* What to work on
Go through the records and set each one down exactly, skipping any picture.

[Component data from apps and pages]

++++++++++

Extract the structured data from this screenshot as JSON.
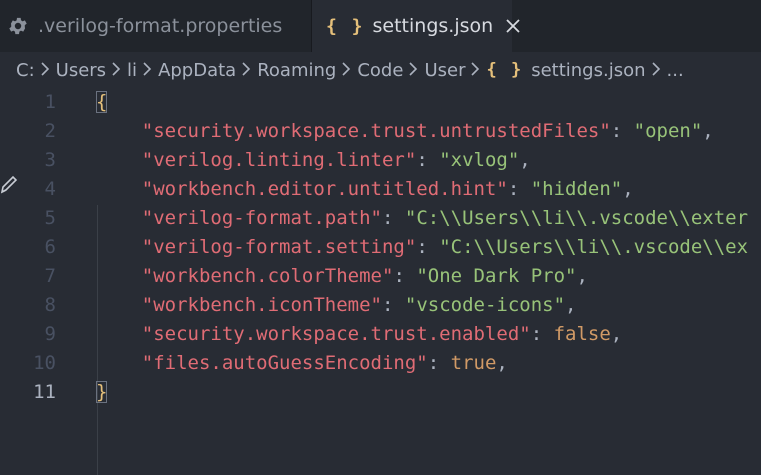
{
  "tabs": [
    {
      "label": ".verilog-format.properties",
      "icon": "gear-icon",
      "active": false
    },
    {
      "label": "settings.json",
      "icon": "json-braces-icon",
      "active": true,
      "close_glyph": "✕"
    }
  ],
  "json_icon_glyph": "{ }",
  "breadcrumb": {
    "parts": [
      "C:",
      "Users",
      "li",
      "AppData",
      "Roaming",
      "Code",
      "User",
      "settings.json",
      "..."
    ]
  },
  "editor": {
    "lines": [
      {
        "n": "1",
        "tokens": [
          {
            "t": "{",
            "c": "brace"
          }
        ]
      },
      {
        "n": "2",
        "tokens": [
          {
            "t": "    ",
            "c": "p"
          },
          {
            "t": "\"security.workspace.trust.untrustedFiles\"",
            "c": "k"
          },
          {
            "t": ": ",
            "c": "p"
          },
          {
            "t": "\"open\"",
            "c": "s"
          },
          {
            "t": ",",
            "c": "p"
          }
        ]
      },
      {
        "n": "3",
        "tokens": [
          {
            "t": "    ",
            "c": "p"
          },
          {
            "t": "\"verilog.linting.linter\"",
            "c": "k"
          },
          {
            "t": ": ",
            "c": "p"
          },
          {
            "t": "\"xvlog\"",
            "c": "s"
          },
          {
            "t": ",",
            "c": "p"
          }
        ]
      },
      {
        "n": "4",
        "tokens": [
          {
            "t": "    ",
            "c": "p"
          },
          {
            "t": "\"workbench.editor.untitled.hint\"",
            "c": "k"
          },
          {
            "t": ": ",
            "c": "p"
          },
          {
            "t": "\"hidden\"",
            "c": "s"
          },
          {
            "t": ",",
            "c": "p"
          }
        ]
      },
      {
        "n": "5",
        "tokens": [
          {
            "t": "    ",
            "c": "p"
          },
          {
            "t": "\"verilog-format.path\"",
            "c": "k"
          },
          {
            "t": ": ",
            "c": "p"
          },
          {
            "t": "\"C:\\\\Users\\\\li\\\\.vscode\\\\exter",
            "c": "s"
          }
        ]
      },
      {
        "n": "6",
        "tokens": [
          {
            "t": "    ",
            "c": "p"
          },
          {
            "t": "\"verilog-format.setting\"",
            "c": "k"
          },
          {
            "t": ": ",
            "c": "p"
          },
          {
            "t": "\"C:\\\\Users\\\\li\\\\.vscode\\\\ex",
            "c": "s"
          }
        ]
      },
      {
        "n": "7",
        "tokens": [
          {
            "t": "    ",
            "c": "p"
          },
          {
            "t": "\"workbench.colorTheme\"",
            "c": "k"
          },
          {
            "t": ": ",
            "c": "p"
          },
          {
            "t": "\"One Dark Pro\"",
            "c": "s"
          },
          {
            "t": ",",
            "c": "p"
          }
        ]
      },
      {
        "n": "8",
        "tokens": [
          {
            "t": "    ",
            "c": "p"
          },
          {
            "t": "\"workbench.iconTheme\"",
            "c": "k"
          },
          {
            "t": ": ",
            "c": "p"
          },
          {
            "t": "\"vscode-icons\"",
            "c": "s"
          },
          {
            "t": ",",
            "c": "p"
          }
        ]
      },
      {
        "n": "9",
        "tokens": [
          {
            "t": "    ",
            "c": "p"
          },
          {
            "t": "\"security.workspace.trust.enabled\"",
            "c": "k"
          },
          {
            "t": ": ",
            "c": "p"
          },
          {
            "t": "false",
            "c": "kw"
          },
          {
            "t": ",",
            "c": "p"
          }
        ]
      },
      {
        "n": "10",
        "tokens": [
          {
            "t": "    ",
            "c": "p"
          },
          {
            "t": "\"files.autoGuessEncoding\"",
            "c": "k"
          },
          {
            "t": ": ",
            "c": "p"
          },
          {
            "t": "true",
            "c": "kw"
          },
          {
            "t": ",",
            "c": "p"
          }
        ]
      },
      {
        "n": "11",
        "tokens": [
          {
            "t": "}",
            "c": "brace"
          }
        ],
        "current": true
      }
    ]
  },
  "colors": {
    "background": "#282c34",
    "tabbar": "#21252b",
    "key": "#e06c75",
    "string": "#98c379",
    "keyword": "#d19a66",
    "brace": "#e5c07b"
  }
}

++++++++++

* Exercise output
Extract the structured data from this screenshot as JSON.
{
  "tabs": [
    {
      "label": ".verilog-format.properties",
      "icon": "gear-icon",
      "active": false
    },
    {
      "label": "settings.json",
      "icon": "json-braces-icon",
      "active": true,
      "close_glyph": "✕"
    }
  ],
  "json_icon_glyph": "{ }",
  "breadcrumb": {
    "parts": [
      "C:",
      "Users",
      "li",
      "AppData",
      "Roaming",
      "Code",
      "User",
      "settings.json",
      "..."
    ]
  },
  "editor": {
    "lines": [
      {
        "n": "1",
        "tokens": [
          {
            "t": "{",
            "c": "brace"
          }
        ]
      },
      {
        "n": "2",
        "tokens": [
          {
            "t": "    ",
            "c": "p"
          },
          {
            "t": "\"security.workspace.trust.untrustedFiles\"",
            "c": "k"
          },
          {
            "t": ": ",
            "c": "p"
          },
          {
            "t": "\"open\"",
            "c": "s"
          },
          {
            "t": ",",
            "c": "p"
          }
        ]
      },
      {
        "n": "3",
        "tokens": [
          {
            "t": "    ",
            "c": "p"
          },
          {
            "t": "\"verilog.linting.linter\"",
            "c": "k"
          },
          {
            "t": ": ",
            "c": "p"
          },
          {
            "t": "\"xvlog\"",
            "c": "s"
          },
          {
            "t": ",",
            "c": "p"
          }
        ]
      },
      {
        "n": "4",
        "tokens": [
          {
            "t": "    ",
            "c": "p"
          },
          {
            "t": "\"workbench.editor.untitled.hint\"",
            "c": "k"
          },
          {
            "t": ": ",
            "c": "p"
          },
          {
            "t": "\"hidden\"",
            "c": "s"
          },
          {
            "t": ",",
            "c": "p"
          }
        ]
      },
      {
        "n": "5",
        "tokens": [
          {
            "t": "    ",
            "c": "p"
          },
          {
            "t": "\"verilog-format.path\"",
            "c": "k"
          },
          {
            "t": ": ",
            "c": "p"
          },
          {
            "t": "\"C:\\\\Users\\\\li\\\\.vscode\\\\exter",
            "c": "s"
          }
        ]
      },
      {
        "n": "6",
        "tokens": [
          {
            "t": "    ",
            "c": "p"
          },
          {
            "t": "\"verilog-format.setting\"",
            "c": "k"
          },
          {
            "t": ": ",
            "c": "p"
          },
          {
            "t": "\"C:\\\\Users\\\\li\\\\.vscode\\\\ex",
            "c": "s"
          }
        ]
      },
      {
        "n": "7",
        "tokens": [
          {
            "t": "    ",
            "c": "p"
          },
          {
            "t": "\"workbench.colorTheme\"",
            "c": "k"
          },
          {
            "t": ": ",
            "c": "p"
          },
          {
            "t": "\"One Dark Pro\"",
            "c": "s"
          },
          {
            "t": ",",
            "c": "p"
          }
        ]
      },
      {
        "n": "8",
        "tokens": [
          {
            "t": "    ",
            "c": "p"
          },
          {
            "t": "\"workbench.iconTheme\"",
            "c": "k"
          },
          {
            "t": ": ",
            "c": "p"
          },
          {
            "t": "\"vscode-icons\"",
            "c": "s"
          },
          {
            "t": ",",
            "c": "p"
          }
        ]
      },
      {
        "n": "9",
        "tokens": [
          {
            "t": "    ",
            "c": "p"
          },
          {
            "t": "\"security.workspace.trust.enabled\"",
            "c": "k"
          },
          {
            "t": ": ",
            "c": "p"
          },
          {
            "t": "false",
            "c": "kw"
          },
          {
            "t": ",",
            "c": "p"
          }
        ]
      },
      {
        "n": "10",
        "tokens": [
          {
            "t": "    ",
            "c": "p"
          },
          {
            "t": "\"files.autoGuessEncoding\"",
            "c": "k"
          },
          {
            "t": ": ",
            "c": "p"
          },
          {
            "t": "true",
            "c": "kw"
          },
          {
            "t": ",",
            "c": "p"
          }
        ]
      },
      {
        "n": "11",
        "tokens": [
          {
            "t": "}",
            "c": "brace"
          }
        ],
        "current": true
      }
    ]
  },
  "colors": {
    "background": "#282c34",
    "tabbar": "#21252b",
    "key": "#e06c75",
    "string": "#98c379",
    "keyword": "#d19a66",
    "brace": "#e5c07b"
  }
}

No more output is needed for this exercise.